Give all the records again, with no alterations.

Entries from a dataset of interfaces
======
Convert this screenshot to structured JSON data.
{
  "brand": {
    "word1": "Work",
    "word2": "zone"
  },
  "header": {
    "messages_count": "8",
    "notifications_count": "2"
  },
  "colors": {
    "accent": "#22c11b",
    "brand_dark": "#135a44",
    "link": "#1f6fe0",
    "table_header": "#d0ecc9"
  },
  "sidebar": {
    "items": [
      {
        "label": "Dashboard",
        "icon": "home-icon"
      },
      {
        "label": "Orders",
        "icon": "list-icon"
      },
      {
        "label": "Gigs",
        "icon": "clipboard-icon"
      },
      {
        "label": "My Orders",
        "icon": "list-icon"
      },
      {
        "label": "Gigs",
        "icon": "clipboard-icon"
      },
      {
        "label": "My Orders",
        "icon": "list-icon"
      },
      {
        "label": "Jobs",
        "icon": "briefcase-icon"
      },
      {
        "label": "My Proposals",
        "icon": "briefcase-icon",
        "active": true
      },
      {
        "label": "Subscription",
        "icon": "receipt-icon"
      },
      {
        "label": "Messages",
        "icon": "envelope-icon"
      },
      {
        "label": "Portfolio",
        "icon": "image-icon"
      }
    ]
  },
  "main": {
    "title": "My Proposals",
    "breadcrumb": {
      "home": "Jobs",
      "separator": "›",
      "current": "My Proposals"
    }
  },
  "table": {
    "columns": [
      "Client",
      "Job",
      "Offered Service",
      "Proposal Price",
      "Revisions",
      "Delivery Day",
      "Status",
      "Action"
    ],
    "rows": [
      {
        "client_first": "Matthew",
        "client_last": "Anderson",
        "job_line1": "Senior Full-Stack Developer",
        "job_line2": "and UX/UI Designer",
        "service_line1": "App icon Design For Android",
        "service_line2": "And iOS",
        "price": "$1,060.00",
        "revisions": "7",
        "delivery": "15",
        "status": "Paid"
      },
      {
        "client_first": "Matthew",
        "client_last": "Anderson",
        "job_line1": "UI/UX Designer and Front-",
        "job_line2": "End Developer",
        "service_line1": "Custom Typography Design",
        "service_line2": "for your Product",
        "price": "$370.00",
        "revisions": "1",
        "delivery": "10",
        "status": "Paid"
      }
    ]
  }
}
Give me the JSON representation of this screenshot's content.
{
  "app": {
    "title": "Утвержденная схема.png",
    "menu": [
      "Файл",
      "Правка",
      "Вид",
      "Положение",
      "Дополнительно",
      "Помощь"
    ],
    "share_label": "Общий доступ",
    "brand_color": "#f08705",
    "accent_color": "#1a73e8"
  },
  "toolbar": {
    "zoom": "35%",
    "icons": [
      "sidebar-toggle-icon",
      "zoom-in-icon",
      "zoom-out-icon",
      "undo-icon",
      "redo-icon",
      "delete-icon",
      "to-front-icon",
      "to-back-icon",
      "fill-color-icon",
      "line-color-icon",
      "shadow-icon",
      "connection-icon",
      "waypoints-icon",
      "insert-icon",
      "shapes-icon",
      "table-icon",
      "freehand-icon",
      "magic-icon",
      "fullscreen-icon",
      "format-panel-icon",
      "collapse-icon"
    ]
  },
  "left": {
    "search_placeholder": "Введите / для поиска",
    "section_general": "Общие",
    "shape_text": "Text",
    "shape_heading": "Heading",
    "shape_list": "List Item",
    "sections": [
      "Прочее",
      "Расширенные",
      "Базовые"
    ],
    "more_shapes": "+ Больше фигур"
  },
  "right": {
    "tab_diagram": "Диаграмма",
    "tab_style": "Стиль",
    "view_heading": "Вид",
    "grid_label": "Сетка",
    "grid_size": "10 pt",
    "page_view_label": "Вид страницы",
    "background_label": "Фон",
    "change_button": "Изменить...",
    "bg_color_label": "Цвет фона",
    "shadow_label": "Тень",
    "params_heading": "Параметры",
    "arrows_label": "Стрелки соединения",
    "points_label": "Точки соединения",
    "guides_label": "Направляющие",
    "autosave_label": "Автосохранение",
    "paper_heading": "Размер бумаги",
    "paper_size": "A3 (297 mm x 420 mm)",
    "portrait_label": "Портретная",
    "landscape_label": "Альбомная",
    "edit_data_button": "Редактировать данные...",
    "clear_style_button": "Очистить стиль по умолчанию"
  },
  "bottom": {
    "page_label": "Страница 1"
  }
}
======
■ **TASK OUTPUT**
Convert this screenshot to structured JSON data.
{
  "brand": {
    "word1": "Work",
    "word2": "zone"
  },
  "header": {
    "messages_count": "8",
    "notifications_count": "2"
  },
  "colors": {
    "accent": "#22c11b",
    "brand_dark": "#135a44",
    "link": "#1f6fe0",
    "table_header": "#d0ecc9"
  },
  "sidebar": {
    "items": [
      {
        "label": "Dashboard",
        "icon": "home-icon"
      },
      {
        "label": "Orders",
        "icon": "list-icon"
      },
      {
        "label": "Gigs",
        "icon": "clipboard-icon"
      },
      {
        "label": "My Orders",
        "icon": "list-icon"
      },
      {
        "label": "Gigs",
        "icon": "clipboard-icon"
      },
      {
        "label": "My Orders",
        "icon": "list-icon"
      },
      {
        "label": "Jobs",
        "icon": "briefcase-icon"
      },
      {
        "label": "My Proposals",
        "icon": "briefcase-icon",
        "active": true
      },
      {
        "label": "Subscription",
        "icon": "receipt-icon"
      },
      {
        "label": "Messages",
        "icon": "envelope-icon"
      },
      {
        "label": "Portfolio",
        "icon": "image-icon"
      }
    ]
  },
  "main": {
    "title": "My Proposals",
    "breadcrumb": {
      "home": "Jobs",
      "separator": "›",
      "current": "My Proposals"
    }
  },
  "table": {
    "columns": [
      "Client",
      "Job",
      "Offered Service",
      "Proposal Price",
      "Revisions",
      "Delivery Day",
      "Status",
      "Action"
    ],
    "rows": [
      {
        "client_first": "Matthew",
        "client_last": "Anderson",
        "job_line1": "Senior Full-Stack Developer",
        "job_line2": "and UX/UI Designer",
        "service_line1": "App icon Design For Android",
        "service_line2": "And iOS",
        "price": "$1,060.00",
        "revisions": "7",
        "delivery": "15",
        "status": "Paid"
      },
      {
        "client_first": "Matthew",
        "client_last": "Anderson",
        "job_line1": "UI/UX Designer and Front-",
        "job_line2": "End Developer",
        "service_line1": "Custom Typography Design",
        "service_line2": "for your Product",
        "price": "$370.00",
        "revisions": "1",
        "delivery": "10",
        "status": "Paid"
      }
    ]
  }
}
Give me the JSON representation of this screenshot's content.
{
  "app": {
    "title": "Утвержденная схема.png",
    "menu": [
      "Файл",
      "Правка",
      "Вид",
      "Положение",
      "Дополнительно",
      "Помощь"
    ],
    "share_label": "Общий доступ",
    "brand_color": "#f08705",
    "accent_color": "#1a73e8"
  },
  "toolbar": {
    "zoom": "35%",
    "icons": [
      "sidebar-toggle-icon",
      "zoom-in-icon",
      "zoom-out-icon",
      "undo-icon",
      "redo-icon",
      "delete-icon",
      "to-front-icon",
      "to-back-icon",
      "fill-color-icon",
      "line-color-icon",
      "shadow-icon",
      "connection-icon",
      "waypoints-icon",
      "insert-icon",
      "shapes-icon",
      "table-icon",
      "freehand-icon",
      "magic-icon",
      "fullscreen-icon",
      "format-panel-icon",
      "collapse-icon"
    ]
  },
  "left": {
    "search_placeholder": "Введите / для поиска",
    "section_general": "Общие",
    "shape_text": "Text",
    "shape_heading": "Heading",
    "shape_list": "List Item",
    "sections": [
      "Прочее",
      "Расширенные",
      "Базовые"
    ],
    "more_shapes": "+ Больше фигур"
  },
  "right": {
    "tab_diagram": "Диаграмма",
    "tab_style": "Стиль",
    "view_heading": "Вид",
    "grid_label": "Сетка",
    "grid_size": "10 pt",
    "page_view_label": "Вид страницы",
    "background_label": "Фон",
    "change_button": "Изменить...",
    "bg_color_label": "Цвет фона",
    "shadow_label": "Тень",
    "params_heading": "Параметры",
    "arrows_label": "Стрелки соединения",
    "points_label": "Точки соединения",
    "guides_label": "Направляющие",
    "autosave_label": "Автосохранение",
    "paper_heading": "Размер бумаги",
    "paper_size": "A3 (297 mm x 420 mm)",
    "portrait_label": "Портретная",
    "landscape_label": "Альбомная",
    "edit_data_button": "Редактировать данные...",
    "clear_style_button": "Очистить стиль по умолчанию"
  },
  "bottom": {
    "page_label": "Страница 1"
  }
}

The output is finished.